5

I'm running experiments on a node with 2 x Quad-Core Xeon E5520 2.2GHz, 24.0GB RAM, and Erlang R15B02 (SMP enabled). I wonder if I can limit the number of cores used by the Erlang VM so that I can temporarily disable some cores and increase the number step by step in order to test scalability.

I don't have root access on this node. So I'm expecting some method which is either by specifying parameters to erl or by Erlang code.

14

You can limit the number of cores Erlang uses via the +S option to erl, which allows you to set the number of scheduler kernel threads Erlang creates. See the erl man page for more details.

Note that Erlang linked-in port drivers and native implemented functions (NIFs) can both create their own threads and thus affect how many cores an Erlang process will use independently of the threads specified via the +S option, though none of the standard drivers or NIFs do this. Also the +A option to erl creates a pool of asynchronous threads for use by drivers that could also affect the number of cores used, and by default the async thread pool has 10 threads (it was empty by default prior to Erlang/OTP version R16B).
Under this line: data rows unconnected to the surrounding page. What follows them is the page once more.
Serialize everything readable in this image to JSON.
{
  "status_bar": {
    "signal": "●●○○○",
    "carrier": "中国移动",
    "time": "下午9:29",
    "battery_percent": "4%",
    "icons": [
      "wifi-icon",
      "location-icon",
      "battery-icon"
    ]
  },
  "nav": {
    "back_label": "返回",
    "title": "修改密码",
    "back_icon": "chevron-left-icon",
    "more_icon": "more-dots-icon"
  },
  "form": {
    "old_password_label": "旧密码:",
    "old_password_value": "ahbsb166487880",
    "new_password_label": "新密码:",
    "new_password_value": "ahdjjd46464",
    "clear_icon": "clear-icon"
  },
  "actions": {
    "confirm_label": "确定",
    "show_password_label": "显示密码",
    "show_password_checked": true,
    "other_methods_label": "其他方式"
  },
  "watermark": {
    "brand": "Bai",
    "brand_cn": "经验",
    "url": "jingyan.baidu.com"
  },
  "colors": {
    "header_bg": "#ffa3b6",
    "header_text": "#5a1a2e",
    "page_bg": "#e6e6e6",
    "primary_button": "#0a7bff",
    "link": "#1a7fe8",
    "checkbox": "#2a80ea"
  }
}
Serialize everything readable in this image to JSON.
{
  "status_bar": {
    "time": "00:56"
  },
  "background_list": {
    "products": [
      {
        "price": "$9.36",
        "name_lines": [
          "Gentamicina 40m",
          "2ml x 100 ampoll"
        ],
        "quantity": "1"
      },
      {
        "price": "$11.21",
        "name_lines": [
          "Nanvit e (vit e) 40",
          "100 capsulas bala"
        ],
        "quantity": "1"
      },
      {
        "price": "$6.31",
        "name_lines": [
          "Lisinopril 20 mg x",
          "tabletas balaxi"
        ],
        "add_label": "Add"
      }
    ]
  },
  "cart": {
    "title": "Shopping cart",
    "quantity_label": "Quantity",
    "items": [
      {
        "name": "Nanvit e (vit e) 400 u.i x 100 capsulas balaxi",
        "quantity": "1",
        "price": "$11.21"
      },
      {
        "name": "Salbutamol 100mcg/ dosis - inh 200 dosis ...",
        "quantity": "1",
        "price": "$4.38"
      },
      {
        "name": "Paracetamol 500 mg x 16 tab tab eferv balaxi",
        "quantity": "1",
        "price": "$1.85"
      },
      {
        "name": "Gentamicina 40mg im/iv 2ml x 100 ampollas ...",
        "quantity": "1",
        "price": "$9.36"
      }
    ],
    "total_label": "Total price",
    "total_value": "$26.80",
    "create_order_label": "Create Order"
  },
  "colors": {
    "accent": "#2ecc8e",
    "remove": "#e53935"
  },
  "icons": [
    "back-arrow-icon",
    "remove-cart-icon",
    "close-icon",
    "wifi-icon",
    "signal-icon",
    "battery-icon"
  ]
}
| improve this answer | |
  • Thanks! Could you please explain the difference between +S 4:2 and +S 2:2 (i.e. Schedulers is greater than SchedulerOnline)? – Xiao Jia Nov 11 '12 at 16:07
  • 1
    +S 2:2 means you want two schedulers and you want both of them online. +S 4:2 means you want four schedulers but you want only two of them online. Note also that at runtime your application can examine and change the number of schedulers and online schedulers via the erlang:system_info/1 and erlang:system_flag/2 functions; see the documentation for system_info/1 and system_flag/2 for more details. – Steve Vinoski Nov 11 '12 at 20:44
  • But since the number of online schedulers are the same, what's the effect of different Schedulers values? – Xiao Jia Nov 12 '12 at 0:01
  • 2
    My previous comment is a bit misleading, so it might be the cause of your confusion. It should say that erlang:system_info/1 allows you to examine both the number of schedulers and the number of online schedulers, and erlang:system_flag/2 allows you to change the number of online schedulers. Those two numbers are different: the number of schedulers is the max number available within your run of the Erlang VM and is fixed at startup. The number of online schedulers can range from 1 to the number of schedulers; you change it via erlang:system_flag/2. By default the numbers are the same. – Steve Vinoski Nov 12 '12 at 4:06
  • 1
    Note that in 2013 I submitted a patch, accepted for Erlang/OTP version R16B02 (released in September 2013), to add a +SP option to erl. This option allows you to set the number of schedulers and schedulers online by percentage rather than by absolute numbers. For example, +SP 75:50 on a 24-core system sets the number of schedulers to 18 (75% of 24) and the number of schedulers online to 12 (50% of 24). See the erl man page for details. – Steve Vinoski Jan 21 '14 at 2:56

Your Answer

By clicking “Post Your Answer”, you agree to our terms of service, privacy policy and cookie policy

Not the answer you're looking for? Browse other questions tagged or ask your own question.